▶ **Given entries**:
Content starts

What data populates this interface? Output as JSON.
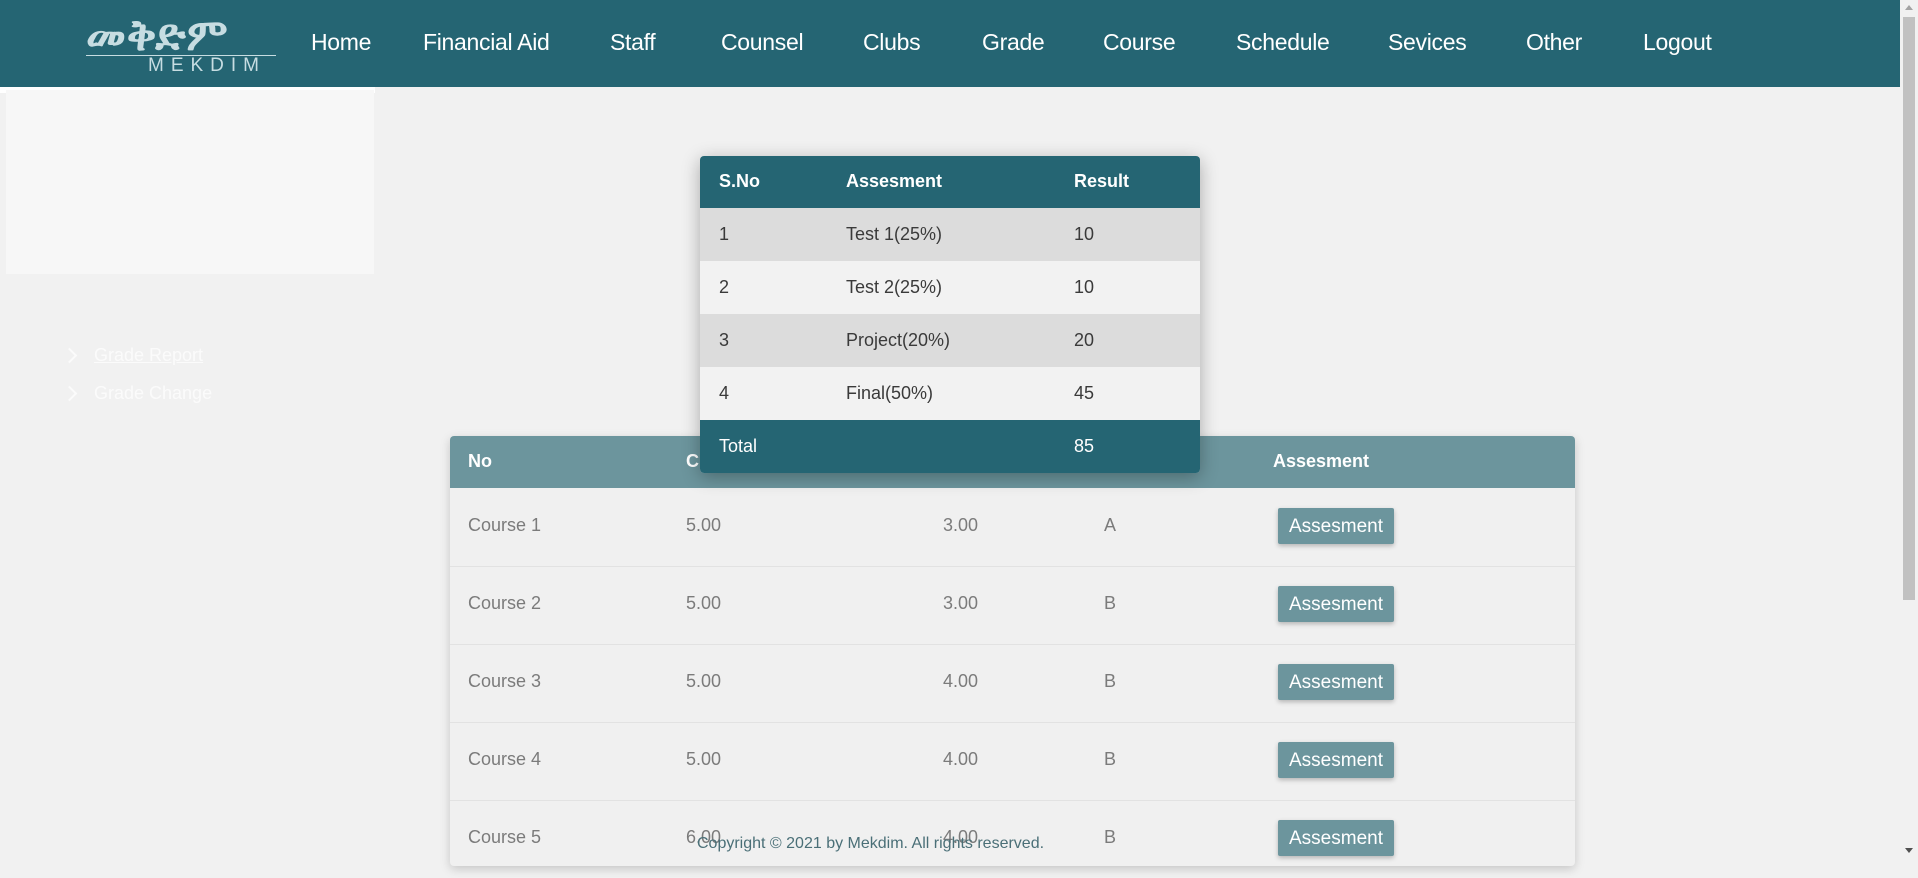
{
  "app": {
    "logo_amharic": "መቅድም",
    "logo_latin": "MEKDIM"
  },
  "nav": {
    "items": [
      "Home",
      "Financial Aid",
      "Staff",
      "Counsel",
      "Clubs",
      "Grade",
      "Course",
      "Schedule",
      "Sevices",
      "Other",
      "Logout"
    ]
  },
  "sidebar": {
    "links": [
      "Grade Report",
      "Grade Change"
    ]
  },
  "course_table": {
    "headers": [
      "No",
      "Cr",
      "",
      "",
      "Assesment"
    ],
    "rows": [
      {
        "no": "Course 1",
        "col2": "5.00",
        "col3": "3.00",
        "grade": "A",
        "button": "Assesment"
      },
      {
        "no": "Course 2",
        "col2": "5.00",
        "col3": "3.00",
        "grade": "B",
        "button": "Assesment"
      },
      {
        "no": "Course 3",
        "col2": "5.00",
        "col3": "4.00",
        "grade": "B",
        "button": "Assesment"
      },
      {
        "no": "Course 4",
        "col2": "5.00",
        "col3": "4.00",
        "grade": "B",
        "button": "Assesment"
      },
      {
        "no": "Course 5",
        "col2": "6.00",
        "col3": "4.00",
        "grade": "B",
        "button": "Assesment"
      }
    ]
  },
  "assessment_popup": {
    "headers": [
      "S.No",
      "Assesment",
      "Result"
    ],
    "rows": [
      {
        "sno": "1",
        "assessment": "Test 1(25%)",
        "result": "10"
      },
      {
        "sno": "2",
        "assessment": "Test 2(25%)",
        "result": "10"
      },
      {
        "sno": "3",
        "assessment": "Project(20%)",
        "result": "20"
      },
      {
        "sno": "4",
        "assessment": "Final(50%)",
        "result": "45"
      }
    ],
    "total_label": "Total",
    "total_value": "85"
  },
  "footer": {
    "copyright": "Copyright © 2021 by Mekdim. All rights reserved."
  },
  "colors": {
    "primary": "#256573",
    "table_header": "#6c959d",
    "background": "#f1f1f1"
  }
}
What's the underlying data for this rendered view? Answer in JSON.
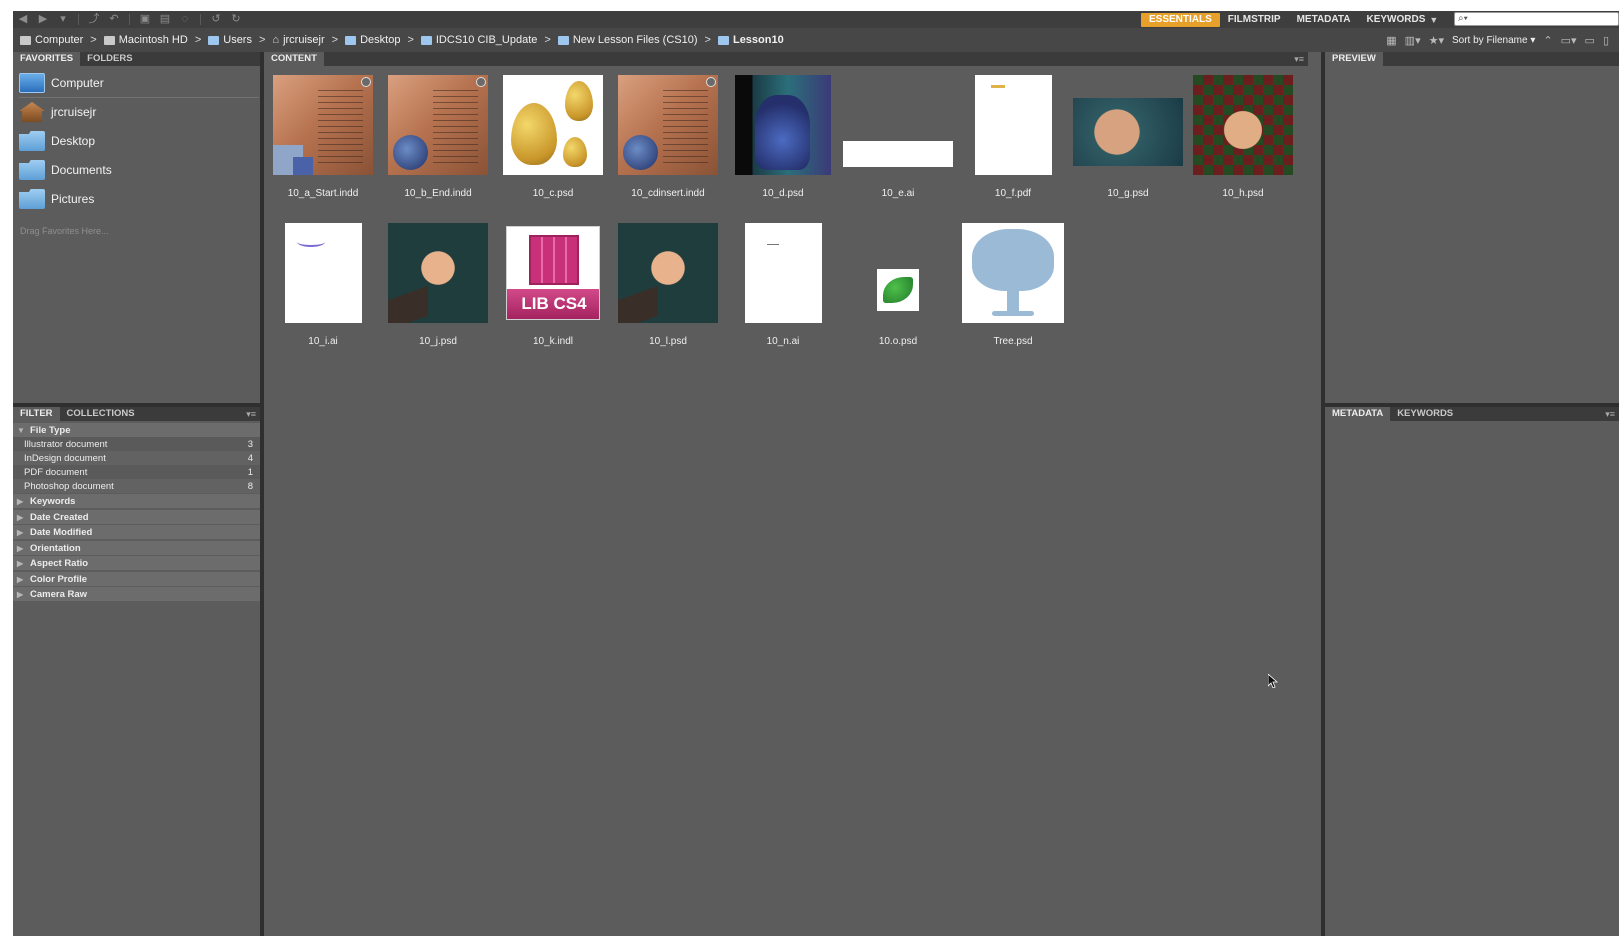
{
  "toolbar": {
    "workspaces": [
      {
        "label": "ESSENTIALS",
        "active": true
      },
      {
        "label": "FILMSTRIP",
        "active": false
      },
      {
        "label": "METADATA",
        "active": false
      },
      {
        "label": "KEYWORDS",
        "active": false
      }
    ],
    "search_icon": "search-icon"
  },
  "path": {
    "crumbs": [
      "Computer",
      "Macintosh HD",
      "Users",
      "jrcruisejr",
      "Desktop",
      "IDCS10 CIB_Update",
      "New Lesson Files (CS10)",
      "Lesson10"
    ],
    "sort_label": "Sort by Filename"
  },
  "favorites": {
    "tabs": [
      "FAVORITES",
      "FOLDERS"
    ],
    "items": [
      "Computer",
      "jrcruisejr",
      "Desktop",
      "Documents",
      "Pictures"
    ],
    "hint": "Drag Favorites Here..."
  },
  "filter": {
    "tabs": [
      "FILTER",
      "COLLECTIONS"
    ],
    "file_type_label": "File Type",
    "file_types": [
      {
        "label": "Illustrator document",
        "count": "3"
      },
      {
        "label": "InDesign document",
        "count": "4"
      },
      {
        "label": "PDF document",
        "count": "1"
      },
      {
        "label": "Photoshop document",
        "count": "8"
      }
    ],
    "categories": [
      "Keywords",
      "Date Created",
      "Date Modified",
      "Orientation",
      "Aspect Ratio",
      "Color Profile",
      "Camera Raw"
    ]
  },
  "content": {
    "tab": "CONTENT",
    "files": [
      {
        "name": "10_a_Start.indd"
      },
      {
        "name": "10_b_End.indd"
      },
      {
        "name": "10_c.psd"
      },
      {
        "name": "10_cdinsert.indd"
      },
      {
        "name": "10_d.psd"
      },
      {
        "name": "10_e.ai"
      },
      {
        "name": "10_f.pdf"
      },
      {
        "name": "10_g.psd"
      },
      {
        "name": "10_h.psd"
      },
      {
        "name": "10_i.ai"
      },
      {
        "name": "10_j.psd"
      },
      {
        "name": "10_k.indl",
        "badge_text": "LIB CS4"
      },
      {
        "name": "10_l.psd"
      },
      {
        "name": "10_n.ai"
      },
      {
        "name": "10.o.psd"
      },
      {
        "name": "Tree.psd"
      }
    ]
  },
  "preview": {
    "tab": "PREVIEW"
  },
  "metadata": {
    "tabs": [
      "METADATA",
      "KEYWORDS"
    ]
  }
}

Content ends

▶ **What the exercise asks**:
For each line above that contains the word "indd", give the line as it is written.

▶ **Response area**:
        "name": "10_a_Start.indd"
        "name": "10_b_End.indd"
        "name": "10_cdinsert.indd"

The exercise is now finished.